April 2, 2009

I just got an email from the gay & lesbian caucus affiliated with my alma mater, and here’s an excerpt:

come dressed in your best for a fun evening!

at 7:30 PM – meet at the HARVARD T STOP to head over to a North End
Italian Restaurant (details coming in next week)

Blink, blink.


So, okay, the North End is clearly the place to go in Boston for Italian cuisine. And I can totally understand deciding to go there for a group event. But why is the theme “Mafia Night”? Seriously, can someone explain to me why this is cool? What’s next–Red Guard Night in Chinatown?

Speaking for and with

February 27, 2009

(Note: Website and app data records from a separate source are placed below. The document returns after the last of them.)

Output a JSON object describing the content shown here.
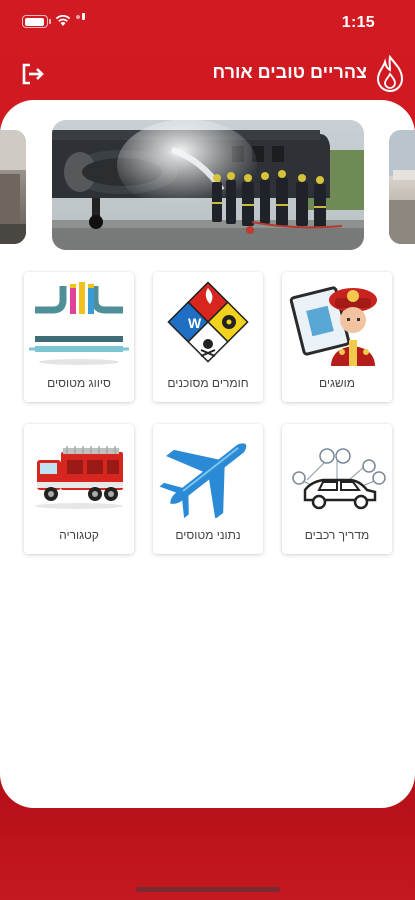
{
  "status_bar": {
    "time": "1:15",
    "icons": [
      "battery-icon",
      "wifi-icon",
      "cellular-signal-icon"
    ]
  },
  "header": {
    "title": "צהריים טובים אורח",
    "logout_icon": "logout-icon",
    "logo_icon": "flame-logo-icon"
  },
  "carousel": {
    "slides": [
      "slide-aircraft-firefighting",
      "slide-left-peek",
      "slide-right-peek"
    ]
  },
  "grid": {
    "row1": [
      {
        "label": "מושגים",
        "icon": "firefighter-manual-icon"
      },
      {
        "label": "חומרים מסוכנים",
        "icon": "hazmat-diamond-icon"
      },
      {
        "label": "סיווג מטוסים",
        "icon": "aircraft-classification-icon"
      }
    ],
    "row2": [
      {
        "label": "מדריך רכבים",
        "icon": "vehicle-guide-icon"
      },
      {
        "label": "נתוני מטוסים",
        "icon": "airplane-icon"
      },
      {
        "label": "קטגוריה",
        "icon": "fire-truck-icon"
      }
    ]
  },
  "colors": {
    "brand_red": "#d21a22",
    "card_bg": "#ffffff",
    "label_text": "#444444"
  }
}
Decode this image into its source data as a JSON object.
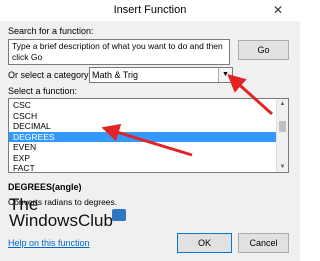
{
  "window": {
    "title": "Insert Function",
    "close_glyph": "✕"
  },
  "search": {
    "label": "Search for a function:",
    "value": "Type a brief description of what you want to do and then click Go",
    "go_label": "Go"
  },
  "category": {
    "label": "Or select a category:",
    "selected": "Math & Trig"
  },
  "functions": {
    "label": "Select a function:",
    "items": [
      "CSC",
      "CSCH",
      "DECIMAL",
      "DEGREES",
      "EVEN",
      "EXP",
      "FACT"
    ],
    "selected_index": 3
  },
  "details": {
    "signature": "DEGREES(angle)",
    "description": "Converts radians to degrees."
  },
  "watermark": {
    "line1": "The",
    "line2": "WindowsClub"
  },
  "footer": {
    "help_link": "Help on this function",
    "ok_label": "OK",
    "cancel_label": "Cancel"
  },
  "colors": {
    "selection": "#3399ff",
    "arrow": "#e32424",
    "dialog_bg": "#f0f0f0"
  }
}
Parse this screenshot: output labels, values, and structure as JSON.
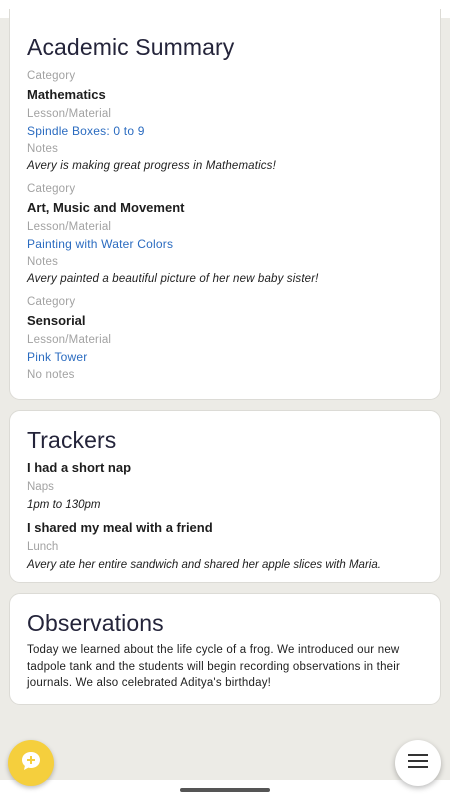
{
  "academic_summary": {
    "title": "Academic Summary",
    "entries": [
      {
        "category_label": "Category",
        "category": "Mathematics",
        "lesson_label": "Lesson/Material",
        "lesson": "Spindle Boxes: 0 to 9",
        "notes_label": "Notes",
        "notes": "Avery is making great progress in Mathematics!"
      },
      {
        "category_label": "Category",
        "category": "Art, Music and Movement",
        "lesson_label": "Lesson/Material",
        "lesson": "Painting with Water Colors",
        "notes_label": "Notes",
        "notes": "Avery painted a beautiful picture of her new baby sister!"
      },
      {
        "category_label": "Category",
        "category": "Sensorial",
        "lesson_label": "Lesson/Material",
        "lesson": "Pink Tower",
        "no_notes": "No notes"
      }
    ]
  },
  "trackers": {
    "title": "Trackers",
    "items": [
      {
        "title": "I had a short nap",
        "type": "Naps",
        "note": "1pm to 130pm"
      },
      {
        "title": "I shared my meal with a friend",
        "type": "Lunch",
        "note": "Avery ate her entire sandwich and shared her apple slices with Maria."
      }
    ]
  },
  "observations": {
    "title": "Observations",
    "text": "Today we learned about the life cycle of a frog. We introduced our new tadpole tank and the students will begin recording observations in their journals. We also celebrated Aditya's birthday!"
  },
  "fab": {
    "add_icon": "chat-add-icon",
    "menu_icon": "menu-icon"
  },
  "colors": {
    "background": "#ecebe6",
    "card": "#ffffff",
    "link": "#2a6bc0",
    "fab_accent": "#f5cf3d",
    "title": "#24243a"
  }
}
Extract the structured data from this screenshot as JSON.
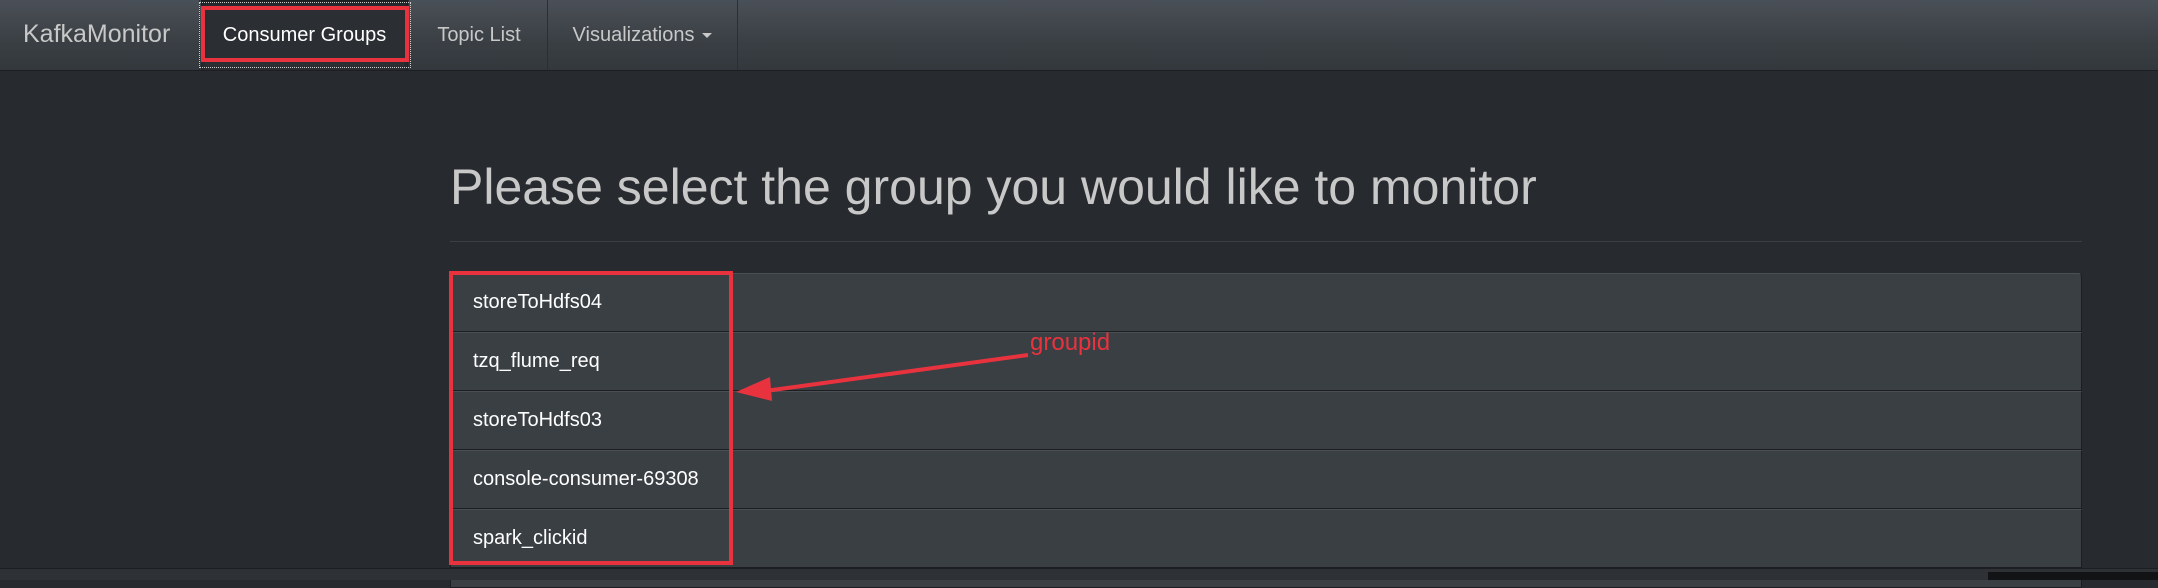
{
  "navbar": {
    "brand": "KafkaMonitor",
    "items": [
      {
        "label": "Consumer Groups",
        "active": true
      },
      {
        "label": "Topic List",
        "active": false
      },
      {
        "label": "Visualizations",
        "dropdown": true,
        "active": false
      }
    ]
  },
  "main": {
    "title": "Please select the group you would like to monitor",
    "groups": [
      "storeToHdfs04",
      "tzq_flume_req",
      "storeToHdfs03",
      "console-consumer-69308",
      "spark_clickid"
    ]
  },
  "annotation": {
    "label": "groupid",
    "color": "#e8333f"
  },
  "colors": {
    "background": "#272b30",
    "navbar": "#3a3f44",
    "list_item": "#3a3f44",
    "text": "#c8c8c8",
    "annotation": "#e8333f"
  }
}
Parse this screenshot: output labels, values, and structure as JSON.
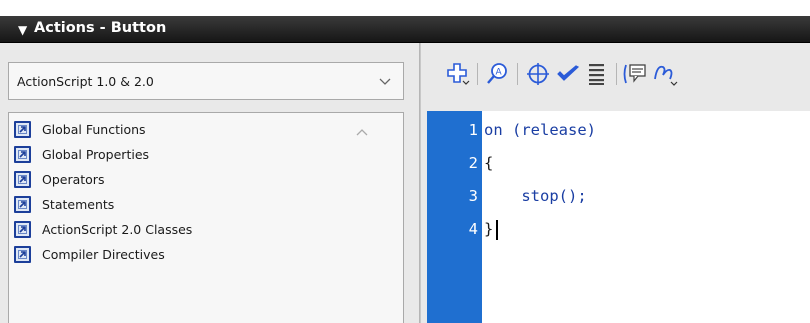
{
  "panel": {
    "title": "Actions - Button"
  },
  "left": {
    "version_dropdown": {
      "selected": "ActionScript 1.0 & 2.0"
    },
    "toolbox_items": [
      {
        "label": "Global Functions"
      },
      {
        "label": "Global Properties"
      },
      {
        "label": "Operators"
      },
      {
        "label": "Statements"
      },
      {
        "label": "ActionScript 2.0 Classes"
      },
      {
        "label": "Compiler Directives"
      }
    ]
  },
  "toolbar": {
    "icons": [
      "add-statement-icon",
      "find-icon",
      "insert-target-path-icon",
      "check-syntax-icon",
      "auto-format-icon",
      "show-code-hint-icon",
      "debug-options-icon"
    ]
  },
  "editor": {
    "line_numbers": [
      "1",
      "2",
      "3",
      "4"
    ],
    "lines": [
      {
        "keyword": "on",
        "rest": " (release)"
      },
      {
        "text": "{"
      },
      {
        "text": "    stop();"
      },
      {
        "text": "}"
      }
    ]
  },
  "colors": {
    "title_bar": "#1e1e1e",
    "gutter": "#1f6fd0",
    "keyword": "#1a3ea3",
    "icon_blue": "#2b5bd8"
  }
}
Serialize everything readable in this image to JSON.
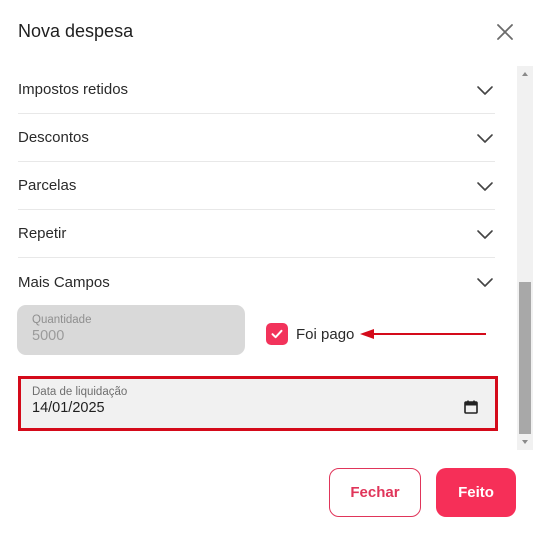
{
  "modal": {
    "title": "Nova despesa"
  },
  "sections": [
    {
      "label": "Impostos retidos"
    },
    {
      "label": "Descontos"
    },
    {
      "label": "Parcelas"
    },
    {
      "label": "Repetir"
    },
    {
      "label": "Mais Campos"
    }
  ],
  "quantity": {
    "label": "Quantidade",
    "value": "5000"
  },
  "paid": {
    "label": "Foi pago",
    "checked": true
  },
  "settlement_date": {
    "label": "Data de liquidação",
    "value": "14/01/2025"
  },
  "footer": {
    "close_label": "Fechar",
    "done_label": "Feito"
  },
  "colors": {
    "accent": "#f62f58",
    "annotation": "#d40a1a"
  },
  "icons": {
    "close": "close-icon",
    "expand": "chevron-down-icon",
    "checkbox": "check-icon",
    "calendar": "calendar-icon"
  }
}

Lately Sig Fig (total star of the week; read the post below) and I have been talking about the dangers of speaking for instead of with when trying to be a good ally. We’re concerned specifically about being trans allies, though I think it’s a question that should come up in trying to be a good anti-racist ally (as white folks), as a good feminist ally (if you’re a dude)… really any kind of ally. Read the rest of this entry »